== Your assignment ==
Show the lines of the material that contain the word "emoji".

== Information shown ==
>>>

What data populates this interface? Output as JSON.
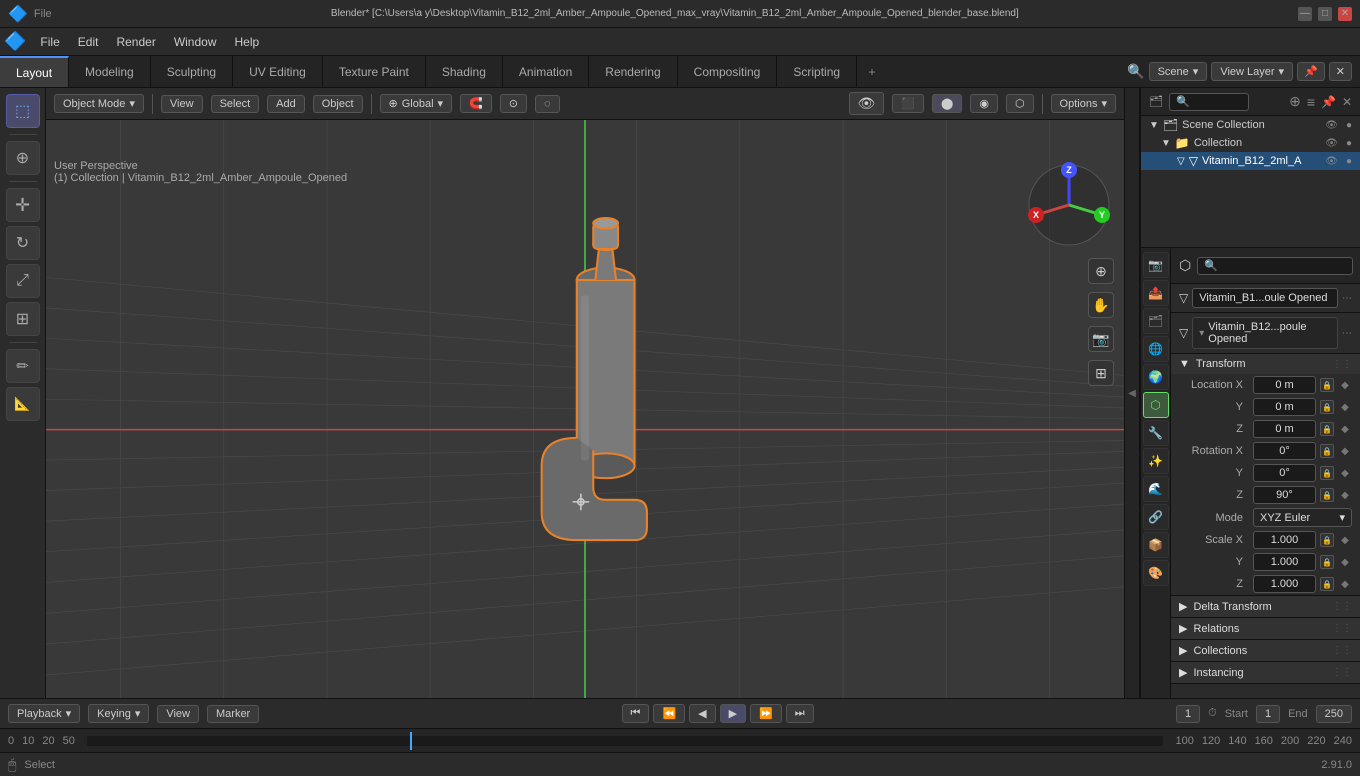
{
  "titlebar": {
    "title": "Blender* [C:\\Users\\a y\\Desktop\\Vitamin_B12_2ml_Amber_Ampoule_Opened_max_vray\\Vitamin_B12_2ml_Amber_Ampoule_Opened_blender_base.blend]",
    "logo": "🔷",
    "min_btn": "—",
    "max_btn": "□",
    "close_btn": "✕"
  },
  "menubar": {
    "items": [
      "File",
      "Edit",
      "Render",
      "Window",
      "Help"
    ]
  },
  "workspacebar": {
    "tabs": [
      "Layout",
      "Modeling",
      "Sculpting",
      "UV Editing",
      "Texture Paint",
      "Shading",
      "Animation",
      "Rendering",
      "Compositing",
      "Scripting"
    ],
    "active": "Layout",
    "add_btn": "+",
    "scene_label": "Scene",
    "viewlayer_label": "View Layer"
  },
  "viewport": {
    "mode_btn": "Object Mode",
    "view_btn": "View",
    "select_btn": "Select",
    "add_btn": "Add",
    "object_btn": "Object",
    "transform_global": "Global",
    "info_line1": "User Perspective",
    "info_line2": "(1) Collection | Vitamin_B12_2ml_Amber_Ampoule_Opened",
    "options_btn": "Options"
  },
  "tools": {
    "items": [
      {
        "name": "select-box",
        "icon": "⬚",
        "active": true
      },
      {
        "name": "cursor",
        "icon": "⊕",
        "active": false
      },
      {
        "name": "move",
        "icon": "✛",
        "active": false
      },
      {
        "name": "rotate",
        "icon": "↻",
        "active": false
      },
      {
        "name": "scale",
        "icon": "⤢",
        "active": false
      },
      {
        "name": "transform",
        "icon": "⊞",
        "active": false
      },
      {
        "name": "annotate",
        "icon": "✏",
        "active": false
      },
      {
        "name": "measure",
        "icon": "📐",
        "active": false
      }
    ]
  },
  "outliner": {
    "search_placeholder": "🔍",
    "items": [
      {
        "label": "Scene Collection",
        "icon": "🗂",
        "level": 0,
        "expanded": true
      },
      {
        "label": "Collection",
        "icon": "📁",
        "level": 1,
        "expanded": true,
        "visible": true
      },
      {
        "label": "Vitamin_B12_2ml_A",
        "icon": "▽",
        "level": 2,
        "selected": true,
        "visible": true
      }
    ]
  },
  "properties": {
    "active_tab": "object",
    "tabs": [
      "🔧",
      "📷",
      "⬡",
      "🔵",
      "🌊",
      "✨",
      "🎨",
      "💡",
      "📦",
      "🔗",
      "🎞"
    ],
    "object_name": "Vitamin_B1...oule Opened",
    "data_name": "Vitamin_B12...poule Opened",
    "transform": {
      "label": "Transform",
      "location_x": "0 m",
      "location_y": "0 m",
      "location_z": "0 m",
      "rotation_x": "0°",
      "rotation_y": "0°",
      "rotation_z": "90°",
      "mode": "XYZ Euler",
      "scale_x": "1.000",
      "scale_y": "1.000",
      "scale_z": "1.000"
    },
    "delta_transform": {
      "label": "Delta Transform"
    },
    "relations": {
      "label": "Relations"
    },
    "collections": {
      "label": "Collections"
    },
    "instancing": {
      "label": "Instancing"
    }
  },
  "bottom": {
    "playback_btn": "Playback",
    "keying_btn": "Keying",
    "view_btn": "View",
    "marker_btn": "Marker",
    "frame_current": "1",
    "frame_start_label": "Start",
    "frame_start": "1",
    "frame_end_label": "End",
    "frame_end": "250",
    "transport_icons": [
      "⏮",
      "⏪",
      "◀",
      "▶",
      "▶▶",
      "⏭"
    ],
    "fps_icon": "⏱"
  },
  "statusbar": {
    "select_label": "Select",
    "version": "2.91.0",
    "mouse_icon": "🖱"
  },
  "colors": {
    "accent_blue": "#4d90fe",
    "active_orange": "#e8822a",
    "bg_dark": "#1a1a1a",
    "bg_panel": "#2b2b2b",
    "bg_viewport": "#393939",
    "grid_line": "#444",
    "axis_x": "#c44",
    "axis_y": "#4c4",
    "axis_z": "#44c",
    "selection_blue": "#264f78"
  }
}
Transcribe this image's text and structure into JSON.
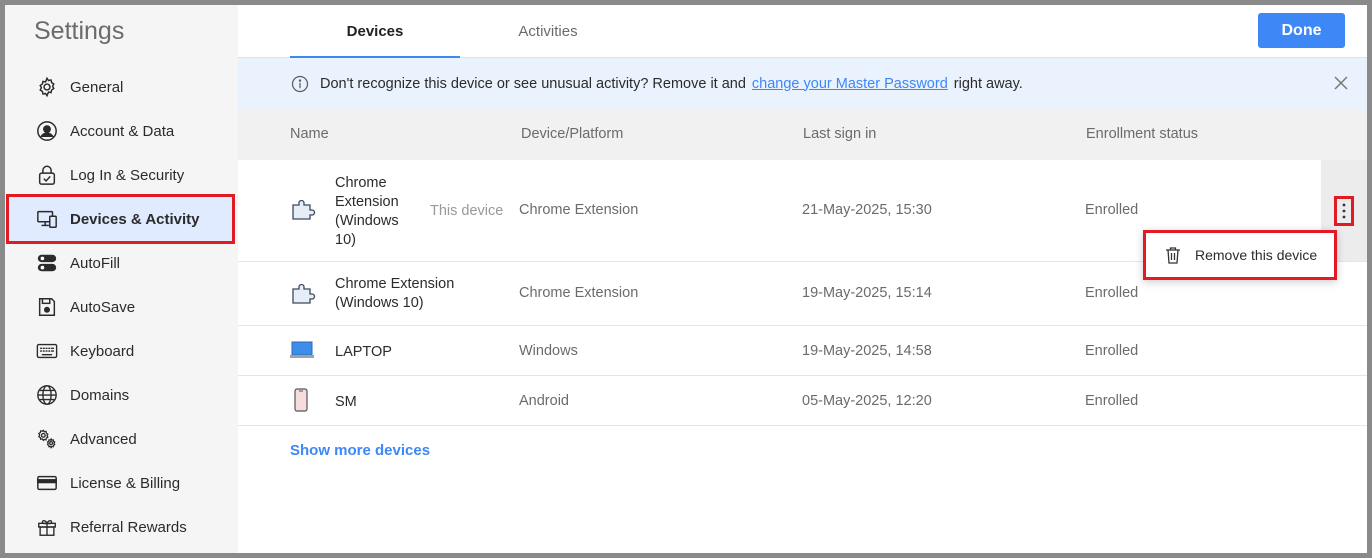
{
  "sidebar": {
    "title": "Settings",
    "items": [
      {
        "label": "General",
        "icon": "gear-icon"
      },
      {
        "label": "Account & Data",
        "icon": "user-icon"
      },
      {
        "label": "Log In & Security",
        "icon": "lock-icon"
      },
      {
        "label": "Devices & Activity",
        "icon": "devices-icon"
      },
      {
        "label": "AutoFill",
        "icon": "autofill-icon"
      },
      {
        "label": "AutoSave",
        "icon": "save-icon"
      },
      {
        "label": "Keyboard",
        "icon": "keyboard-icon"
      },
      {
        "label": "Domains",
        "icon": "globe-icon"
      },
      {
        "label": "Advanced",
        "icon": "advanced-gear-icon"
      },
      {
        "label": "License & Billing",
        "icon": "card-icon"
      },
      {
        "label": "Referral Rewards",
        "icon": "gift-icon"
      }
    ]
  },
  "tabs": [
    {
      "label": "Devices"
    },
    {
      "label": "Activities"
    }
  ],
  "done_label": "Done",
  "banner": {
    "text_before": "Don't recognize this device or see unusual activity? Remove it and",
    "link": "change your Master Password",
    "text_after": "right away."
  },
  "table": {
    "headers": [
      "Name",
      "Device/Platform",
      "Last sign in",
      "Enrollment status"
    ],
    "rows": [
      {
        "name": "Chrome Extension (Windows 10)",
        "tag": "This device",
        "platform": "Chrome Extension",
        "last_sign_in": "21-May-2025, 15:30",
        "status": "Enrolled",
        "icon": "extension-puzzle-icon"
      },
      {
        "name": "Chrome Extension (Windows 10)",
        "platform": "Chrome Extension",
        "last_sign_in": "19-May-2025, 15:14",
        "status": "Enrolled",
        "icon": "extension-puzzle-icon"
      },
      {
        "name": "LAPTOP",
        "platform": "Windows",
        "last_sign_in": "19-May-2025, 14:58",
        "status": "Enrolled",
        "icon": "laptop-icon"
      },
      {
        "name": "SM",
        "platform": "Android",
        "last_sign_in": "05-May-2025, 12:20",
        "status": "Enrolled",
        "icon": "phone-icon"
      }
    ]
  },
  "dropdown": {
    "remove_label": "Remove this device"
  },
  "show_more_label": "Show more devices",
  "colors": {
    "accent": "#3e87f7",
    "highlight": "#e01b24",
    "active_bg": "#e1ebff"
  }
}
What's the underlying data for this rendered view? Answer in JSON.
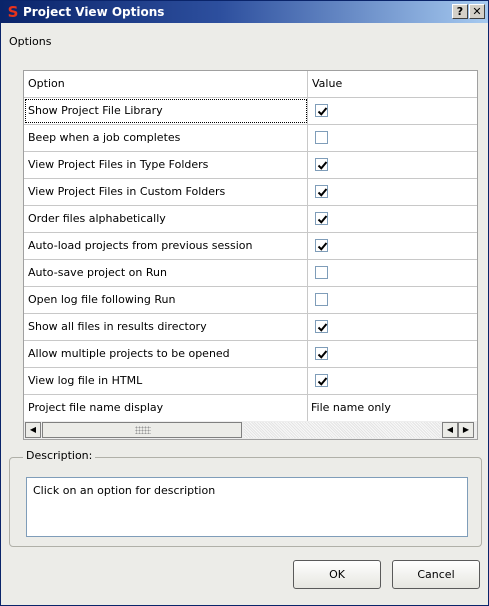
{
  "window": {
    "title": "Project View Options",
    "help_label": "?",
    "close_label": "✕"
  },
  "section_label": "Options",
  "grid": {
    "columns": [
      "Option",
      "Value"
    ],
    "rows": [
      {
        "option": "Show Project File Library",
        "type": "checkbox",
        "checked": true
      },
      {
        "option": "Beep when a job completes",
        "type": "checkbox",
        "checked": false
      },
      {
        "option": "View Project Files in Type Folders",
        "type": "checkbox",
        "checked": true
      },
      {
        "option": "View Project Files in Custom Folders",
        "type": "checkbox",
        "checked": true
      },
      {
        "option": "Order files alphabetically",
        "type": "checkbox",
        "checked": true
      },
      {
        "option": "Auto-load projects from previous session",
        "type": "checkbox",
        "checked": true
      },
      {
        "option": "Auto-save project on Run",
        "type": "checkbox",
        "checked": false
      },
      {
        "option": "Open log file following Run",
        "type": "checkbox",
        "checked": false
      },
      {
        "option": "Show all files in results directory",
        "type": "checkbox",
        "checked": true
      },
      {
        "option": "Allow multiple projects to be opened",
        "type": "checkbox",
        "checked": true
      },
      {
        "option": "View log file in HTML",
        "type": "checkbox",
        "checked": true
      },
      {
        "option": "Project file name display",
        "type": "text",
        "value": "File name only"
      }
    ]
  },
  "description": {
    "legend": "Description:",
    "text": "Click on an option for description"
  },
  "buttons": {
    "ok": "OK",
    "cancel": "Cancel"
  }
}
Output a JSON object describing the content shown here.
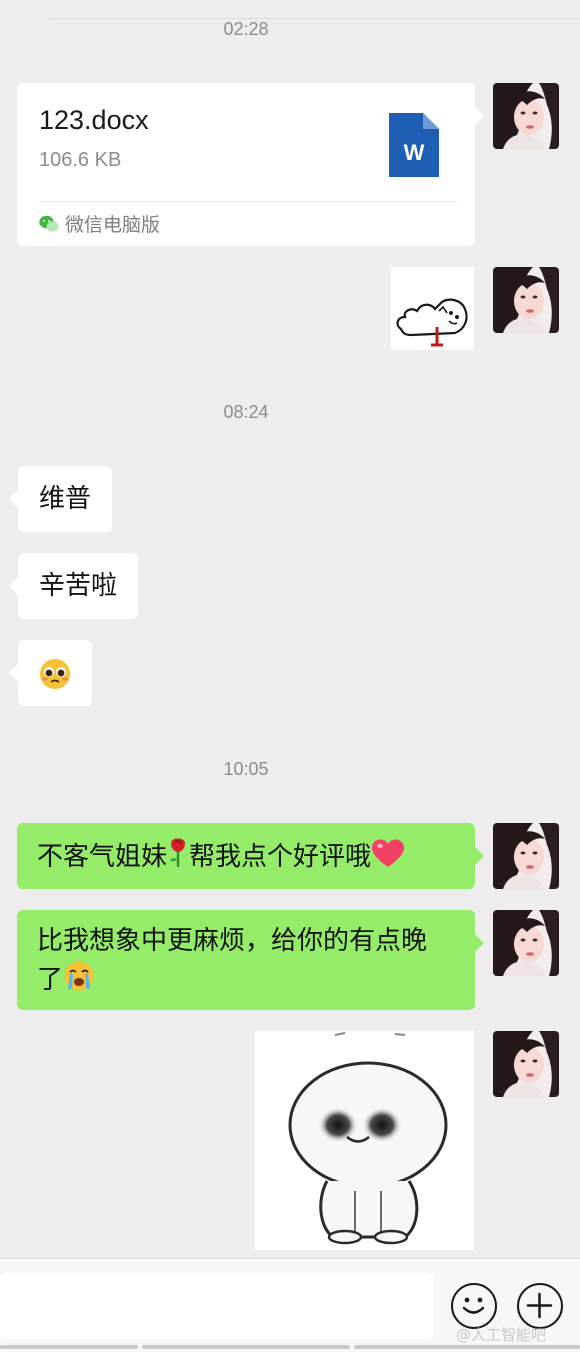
{
  "top_line_color": "#dcdcdc",
  "timestamps": [
    "02:28",
    "08:24",
    "10:05"
  ],
  "file_message": {
    "name": "123.docx",
    "size": "106.6 KB",
    "source": "微信电脑版",
    "file_icon": "word-doc-icon",
    "file_icon_letter": "W",
    "file_icon_color": "#1e5fb4"
  },
  "incoming_messages": [
    {
      "text": "维普"
    },
    {
      "text": "辛苦啦"
    },
    {
      "emoji": "pleading-face-emoji"
    }
  ],
  "outgoing_messages": [
    {
      "text_before": "不客气姐妹",
      "emoji_1": "rose-emoji",
      "text_after": "帮我点个好评哦",
      "emoji_2": "heart-emoji"
    },
    {
      "line1": "比我想象中更麻烦，给你的有点晚",
      "line2_text": "了",
      "emoji": "crying-face-emoji"
    }
  ],
  "stickers": [
    "bird-sticker",
    "ghost-sticker"
  ],
  "avatar": "avatar-girl-image",
  "bottom_bar": {
    "emoji_button": "emoji-button-icon",
    "plus_button": "plus-icon",
    "watermark": "@人工智能吧"
  },
  "colors": {
    "background": "#ededed",
    "bubble_in": "#ffffff",
    "bubble_out": "#95ec69",
    "timestamp_text": "#8c8c8c"
  }
}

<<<

== Task answer ==
      "emoji": "pleading-face-emoji"
      "emoji_1": "rose-emoji",
      "emoji_2": "heart-emoji"
      "emoji": "crying-face-emoji"
    "emoji_button": "emoji-button-icon",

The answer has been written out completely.